Senate debates

Tuesday, 16 March 2021

Questions without Notice: Take Note of Answers

Sexual Harassment, March 4 Justice, Women's Safety

3:31 pm

Photo of Tony SheldonTony Sheldon (NSW, Australian Labor Party) Share this | Hansard source

I acknowledge Senator McDonald's attendance, as well as others from the other side, because where the apology really should be going is to the fact that the Prime Minister, the Deputy Prime Minister and the Minister for Women didn't attend the rally. That's where the politicisation has occurred. What I'm saying is that this is bipartisan support for making sure that the voice of women and the serious matters we're dealing with right now in this place are dealt with appropriately. As we've seen over the past eight years, the government has once again failed to rise to the occasion that is before it. Yesterday hundreds of thousands of courageous Australian women around the country embarked on the historic March 4 Justice. In stark contrast to the limp excuses put forward by those opposite in recent weeks, we heard powerful, brilliant speeches by incredible women, like Brittany Higgins and Grace Tame. And for the 12 million Australian men: your job is to listen—our job is to listen—whether you joined the protests in the streets around the country or not. For those cowering in this building, as the Prime Minister chose to do: you need to listen.

Men and women in the Morrison government: you have the power to do so much more. But instead of rising to the occasion, instead of seizing this opportunity to take a stand against the pandemic of sexual harassment in this country and in this building, the Prime Minister has proactively obstructed and undermined those seeking long-overdue justice. The Prime Minister refused to meet the rally just outside these doors. The Deputy Prime Minister refused to meet the rally just outside these doors. The Minister for Women refused to meet the rally just outside these doors. Instead, the Prime Minister declared it a triumph that these courageous women were not 'met with bullets'.

The Prime Minister believes that the women of Australia should be content that they can protest without being murdered in the streets and that they should be satisfied with that. What lofty ambition the Prime Minister of Australia has for the women of this country! It's hardly surprising when the same Prime Minister announced he could only sympathise with Brittany Higgins because he is a father. No-one will ever say it better than Grace Tame, Australian of the Year, did at the National Press Club:

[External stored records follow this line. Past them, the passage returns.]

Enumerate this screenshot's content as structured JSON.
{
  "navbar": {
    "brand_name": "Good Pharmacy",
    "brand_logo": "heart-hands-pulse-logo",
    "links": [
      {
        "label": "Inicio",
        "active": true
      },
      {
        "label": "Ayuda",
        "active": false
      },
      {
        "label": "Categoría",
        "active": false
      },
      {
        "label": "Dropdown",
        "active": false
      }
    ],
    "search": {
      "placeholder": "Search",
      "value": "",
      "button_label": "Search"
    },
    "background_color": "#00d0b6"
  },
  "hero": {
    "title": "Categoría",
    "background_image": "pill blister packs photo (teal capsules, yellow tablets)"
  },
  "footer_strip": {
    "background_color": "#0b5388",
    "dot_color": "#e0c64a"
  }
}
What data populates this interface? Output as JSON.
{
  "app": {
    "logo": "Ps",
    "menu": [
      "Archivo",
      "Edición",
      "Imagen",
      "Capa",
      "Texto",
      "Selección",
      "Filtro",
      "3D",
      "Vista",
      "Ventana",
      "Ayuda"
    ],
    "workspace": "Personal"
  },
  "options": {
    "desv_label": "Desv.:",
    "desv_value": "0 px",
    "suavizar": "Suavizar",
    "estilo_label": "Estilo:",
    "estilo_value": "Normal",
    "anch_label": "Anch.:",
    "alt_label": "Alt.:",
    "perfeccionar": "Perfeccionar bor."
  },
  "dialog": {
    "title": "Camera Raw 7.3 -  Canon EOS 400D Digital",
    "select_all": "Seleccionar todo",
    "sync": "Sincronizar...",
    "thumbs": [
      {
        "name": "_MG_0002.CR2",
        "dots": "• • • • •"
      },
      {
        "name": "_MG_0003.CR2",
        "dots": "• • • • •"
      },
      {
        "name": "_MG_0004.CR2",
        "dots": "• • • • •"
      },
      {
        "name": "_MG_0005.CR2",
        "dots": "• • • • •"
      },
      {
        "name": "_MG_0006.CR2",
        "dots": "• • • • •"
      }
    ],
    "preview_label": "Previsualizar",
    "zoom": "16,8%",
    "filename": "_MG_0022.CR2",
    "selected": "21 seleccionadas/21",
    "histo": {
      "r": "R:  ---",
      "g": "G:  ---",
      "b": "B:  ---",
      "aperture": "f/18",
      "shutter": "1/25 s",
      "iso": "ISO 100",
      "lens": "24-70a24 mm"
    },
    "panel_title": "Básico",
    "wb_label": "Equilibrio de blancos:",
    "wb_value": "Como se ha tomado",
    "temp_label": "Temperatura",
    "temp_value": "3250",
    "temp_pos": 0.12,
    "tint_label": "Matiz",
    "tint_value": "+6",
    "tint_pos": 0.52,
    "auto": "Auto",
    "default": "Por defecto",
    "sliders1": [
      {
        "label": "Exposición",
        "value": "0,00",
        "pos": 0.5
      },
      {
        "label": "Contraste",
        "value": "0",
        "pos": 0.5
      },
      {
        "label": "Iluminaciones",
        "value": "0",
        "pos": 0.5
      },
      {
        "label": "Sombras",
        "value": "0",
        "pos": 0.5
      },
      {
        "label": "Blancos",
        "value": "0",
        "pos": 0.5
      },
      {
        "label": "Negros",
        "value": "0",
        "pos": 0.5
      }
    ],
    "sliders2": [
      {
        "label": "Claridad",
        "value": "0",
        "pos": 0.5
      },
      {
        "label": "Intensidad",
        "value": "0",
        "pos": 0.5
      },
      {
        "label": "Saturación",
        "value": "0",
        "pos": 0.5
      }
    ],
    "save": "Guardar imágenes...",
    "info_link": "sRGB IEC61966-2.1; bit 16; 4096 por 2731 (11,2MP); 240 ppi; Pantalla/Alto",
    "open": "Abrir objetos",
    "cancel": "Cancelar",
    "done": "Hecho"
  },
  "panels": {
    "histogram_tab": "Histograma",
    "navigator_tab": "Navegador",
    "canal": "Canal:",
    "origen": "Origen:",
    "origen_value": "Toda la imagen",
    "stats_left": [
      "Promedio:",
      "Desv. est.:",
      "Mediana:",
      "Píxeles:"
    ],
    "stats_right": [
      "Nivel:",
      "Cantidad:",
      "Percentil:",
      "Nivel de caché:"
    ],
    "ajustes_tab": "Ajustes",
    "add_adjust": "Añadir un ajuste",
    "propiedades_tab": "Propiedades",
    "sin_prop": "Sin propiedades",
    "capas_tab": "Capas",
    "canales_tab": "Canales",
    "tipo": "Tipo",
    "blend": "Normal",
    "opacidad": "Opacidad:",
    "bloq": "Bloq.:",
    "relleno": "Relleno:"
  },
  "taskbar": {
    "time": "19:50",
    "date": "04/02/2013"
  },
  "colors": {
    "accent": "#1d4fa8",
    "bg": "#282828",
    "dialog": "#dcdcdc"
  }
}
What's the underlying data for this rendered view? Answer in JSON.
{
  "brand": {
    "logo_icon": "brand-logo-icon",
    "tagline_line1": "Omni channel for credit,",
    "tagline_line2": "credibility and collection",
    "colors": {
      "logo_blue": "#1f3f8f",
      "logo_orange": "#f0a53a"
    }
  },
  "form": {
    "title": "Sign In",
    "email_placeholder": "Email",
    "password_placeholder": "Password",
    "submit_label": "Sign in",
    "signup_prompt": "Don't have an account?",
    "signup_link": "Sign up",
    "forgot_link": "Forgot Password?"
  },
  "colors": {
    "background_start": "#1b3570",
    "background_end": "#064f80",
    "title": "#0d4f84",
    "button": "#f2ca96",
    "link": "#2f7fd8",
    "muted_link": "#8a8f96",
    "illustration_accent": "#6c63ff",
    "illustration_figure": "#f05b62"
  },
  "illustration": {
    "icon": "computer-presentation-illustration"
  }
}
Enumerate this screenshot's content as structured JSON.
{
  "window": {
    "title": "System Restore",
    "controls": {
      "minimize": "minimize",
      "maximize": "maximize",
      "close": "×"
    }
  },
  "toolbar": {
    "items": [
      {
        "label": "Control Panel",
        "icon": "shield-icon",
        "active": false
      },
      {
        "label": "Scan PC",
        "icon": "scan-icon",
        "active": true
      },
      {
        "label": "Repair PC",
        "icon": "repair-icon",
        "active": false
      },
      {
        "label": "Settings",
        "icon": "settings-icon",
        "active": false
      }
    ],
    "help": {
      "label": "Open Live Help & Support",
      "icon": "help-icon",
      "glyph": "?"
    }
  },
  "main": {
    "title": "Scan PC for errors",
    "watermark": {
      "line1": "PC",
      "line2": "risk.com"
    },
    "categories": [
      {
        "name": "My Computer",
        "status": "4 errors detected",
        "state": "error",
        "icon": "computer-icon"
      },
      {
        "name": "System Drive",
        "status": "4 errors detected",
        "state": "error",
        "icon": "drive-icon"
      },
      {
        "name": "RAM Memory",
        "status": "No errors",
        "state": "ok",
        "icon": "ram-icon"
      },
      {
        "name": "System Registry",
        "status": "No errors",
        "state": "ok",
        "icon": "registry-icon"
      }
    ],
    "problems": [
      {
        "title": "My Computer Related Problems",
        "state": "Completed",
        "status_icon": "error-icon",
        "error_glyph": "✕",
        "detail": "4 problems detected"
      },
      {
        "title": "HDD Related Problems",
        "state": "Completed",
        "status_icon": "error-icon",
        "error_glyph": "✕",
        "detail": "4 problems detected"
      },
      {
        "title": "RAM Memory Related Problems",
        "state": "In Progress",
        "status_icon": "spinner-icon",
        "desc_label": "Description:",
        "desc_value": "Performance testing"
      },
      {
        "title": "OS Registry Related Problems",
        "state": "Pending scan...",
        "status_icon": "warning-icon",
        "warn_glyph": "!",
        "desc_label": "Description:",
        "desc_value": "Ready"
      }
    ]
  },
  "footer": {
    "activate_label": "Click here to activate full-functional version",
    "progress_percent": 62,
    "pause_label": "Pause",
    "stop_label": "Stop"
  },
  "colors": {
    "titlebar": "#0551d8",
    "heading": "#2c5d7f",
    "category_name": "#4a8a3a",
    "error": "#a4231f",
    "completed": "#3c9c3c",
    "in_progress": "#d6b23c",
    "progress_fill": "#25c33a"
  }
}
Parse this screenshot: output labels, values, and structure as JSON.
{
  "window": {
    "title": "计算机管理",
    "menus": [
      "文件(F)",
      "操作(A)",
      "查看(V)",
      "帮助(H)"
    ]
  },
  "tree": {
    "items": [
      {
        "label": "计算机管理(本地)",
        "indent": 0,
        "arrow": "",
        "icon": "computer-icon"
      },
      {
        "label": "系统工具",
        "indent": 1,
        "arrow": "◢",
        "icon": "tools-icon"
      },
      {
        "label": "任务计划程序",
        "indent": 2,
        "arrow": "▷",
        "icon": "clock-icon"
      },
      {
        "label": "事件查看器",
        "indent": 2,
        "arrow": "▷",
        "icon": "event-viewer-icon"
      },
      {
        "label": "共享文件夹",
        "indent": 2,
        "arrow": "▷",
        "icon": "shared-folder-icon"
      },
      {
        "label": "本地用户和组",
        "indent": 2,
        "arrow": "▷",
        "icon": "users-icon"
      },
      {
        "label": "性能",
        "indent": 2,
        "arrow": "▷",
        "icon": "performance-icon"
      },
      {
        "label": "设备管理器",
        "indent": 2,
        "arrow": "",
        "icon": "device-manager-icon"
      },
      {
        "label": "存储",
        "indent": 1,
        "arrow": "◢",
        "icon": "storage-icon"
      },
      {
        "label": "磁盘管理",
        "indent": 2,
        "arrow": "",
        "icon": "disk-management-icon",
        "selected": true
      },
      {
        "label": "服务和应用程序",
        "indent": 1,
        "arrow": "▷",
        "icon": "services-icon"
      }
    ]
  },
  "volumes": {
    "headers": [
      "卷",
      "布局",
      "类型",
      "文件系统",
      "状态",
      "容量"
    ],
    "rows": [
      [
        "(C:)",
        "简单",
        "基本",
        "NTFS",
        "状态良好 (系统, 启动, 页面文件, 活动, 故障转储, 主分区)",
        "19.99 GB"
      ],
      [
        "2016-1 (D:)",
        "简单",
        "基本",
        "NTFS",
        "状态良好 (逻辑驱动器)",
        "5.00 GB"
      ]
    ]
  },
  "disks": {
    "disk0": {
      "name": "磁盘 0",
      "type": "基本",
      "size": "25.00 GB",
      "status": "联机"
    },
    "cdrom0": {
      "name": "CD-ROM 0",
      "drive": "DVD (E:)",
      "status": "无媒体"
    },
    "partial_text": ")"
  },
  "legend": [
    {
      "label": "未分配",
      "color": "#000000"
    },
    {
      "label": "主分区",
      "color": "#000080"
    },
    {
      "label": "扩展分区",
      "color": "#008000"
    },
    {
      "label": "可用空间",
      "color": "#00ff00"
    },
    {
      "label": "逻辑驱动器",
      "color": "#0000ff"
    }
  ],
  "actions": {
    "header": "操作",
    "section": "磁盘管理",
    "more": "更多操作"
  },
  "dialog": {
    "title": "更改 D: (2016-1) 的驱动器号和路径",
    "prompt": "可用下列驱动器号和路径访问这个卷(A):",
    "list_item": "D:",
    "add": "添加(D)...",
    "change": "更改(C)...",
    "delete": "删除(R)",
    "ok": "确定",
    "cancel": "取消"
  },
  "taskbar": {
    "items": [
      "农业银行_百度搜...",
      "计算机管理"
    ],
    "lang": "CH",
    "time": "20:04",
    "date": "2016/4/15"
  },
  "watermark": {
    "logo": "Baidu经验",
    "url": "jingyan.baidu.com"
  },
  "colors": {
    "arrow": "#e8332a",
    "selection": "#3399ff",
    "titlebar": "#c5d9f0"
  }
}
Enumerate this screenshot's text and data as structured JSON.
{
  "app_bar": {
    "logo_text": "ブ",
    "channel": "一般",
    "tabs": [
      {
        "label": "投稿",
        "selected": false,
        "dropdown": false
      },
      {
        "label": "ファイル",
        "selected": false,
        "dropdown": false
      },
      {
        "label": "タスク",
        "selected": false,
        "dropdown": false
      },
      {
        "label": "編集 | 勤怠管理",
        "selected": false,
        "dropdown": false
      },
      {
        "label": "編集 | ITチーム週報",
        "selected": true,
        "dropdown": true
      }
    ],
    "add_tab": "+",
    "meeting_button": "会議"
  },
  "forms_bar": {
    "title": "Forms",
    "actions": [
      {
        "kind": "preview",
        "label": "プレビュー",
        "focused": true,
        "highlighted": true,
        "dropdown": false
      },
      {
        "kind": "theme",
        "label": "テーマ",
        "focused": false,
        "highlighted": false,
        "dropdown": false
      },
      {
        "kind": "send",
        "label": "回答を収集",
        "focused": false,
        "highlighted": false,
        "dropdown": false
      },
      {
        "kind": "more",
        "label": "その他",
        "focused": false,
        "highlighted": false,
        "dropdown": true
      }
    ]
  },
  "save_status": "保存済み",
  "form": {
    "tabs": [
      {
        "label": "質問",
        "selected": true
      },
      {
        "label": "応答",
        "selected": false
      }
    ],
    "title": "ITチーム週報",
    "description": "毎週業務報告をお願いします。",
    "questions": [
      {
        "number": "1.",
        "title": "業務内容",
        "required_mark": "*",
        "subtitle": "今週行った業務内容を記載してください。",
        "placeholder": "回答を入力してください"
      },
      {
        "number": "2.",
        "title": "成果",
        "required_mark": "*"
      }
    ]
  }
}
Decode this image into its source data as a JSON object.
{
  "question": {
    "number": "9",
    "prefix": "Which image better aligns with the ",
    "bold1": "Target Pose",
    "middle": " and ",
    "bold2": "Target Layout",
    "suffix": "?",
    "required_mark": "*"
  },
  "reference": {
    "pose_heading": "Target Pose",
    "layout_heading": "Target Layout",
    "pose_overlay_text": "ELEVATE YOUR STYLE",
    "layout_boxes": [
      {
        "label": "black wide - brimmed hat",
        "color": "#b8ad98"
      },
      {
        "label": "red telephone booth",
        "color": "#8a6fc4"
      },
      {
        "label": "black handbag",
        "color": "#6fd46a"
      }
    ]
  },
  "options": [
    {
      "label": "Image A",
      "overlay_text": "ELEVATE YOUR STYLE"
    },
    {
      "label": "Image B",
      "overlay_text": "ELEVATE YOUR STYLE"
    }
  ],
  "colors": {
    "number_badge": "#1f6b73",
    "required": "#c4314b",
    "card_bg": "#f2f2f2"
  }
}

It shouldn't take having children to have a conscience. And, actually, on top of that, having children doesn't guarantee a conscience.

Indeed, it does not.

This is a government which sends senior cabinet ministers on indefinite paid leave, hoping that the scandals will blow over. One such minister is the Minister for Defence, who failed her duty of care to her staff member, who mishandled the most serious claim of misconduct, of sexual assault, which has ever taken place in this building, who called Brittany Higgins—who has displayed such incredible courage in coming forward not just for herself but for victims of sexual assault around Australia—a 'lying cow'. The minister only apologised for that remark upon threat of a defamation lawsuit. This is conduct unbecoming any manager or employer, let alone a federal cabinet minister.

Speaking of lawsuits, we have the Attorney-General, who announced yesterday, while on indefinite paid leave at the time, that he was suing the ABC journalist who revealed the allegations made against him, rather than being accountable and doing the right thing, rather than standing down pending an independent inquiry. Of course, the government, instead, is attacking the media. The only legal action the Morrison government is taking on these rape allegations is not against the Attorney-General. The only legal action being taken is against a female journalist, for having the audacity to do her job. This is a disgraceful approach but one which is consistent with the Morrison government's attitude towards women.

In 2003, when the then Governor-General, Peter Hollingworth, was accused of rape, the then Prime Minister stood him down pending an investigation. What's happening with the Attorney-General? (Time expired)


No comments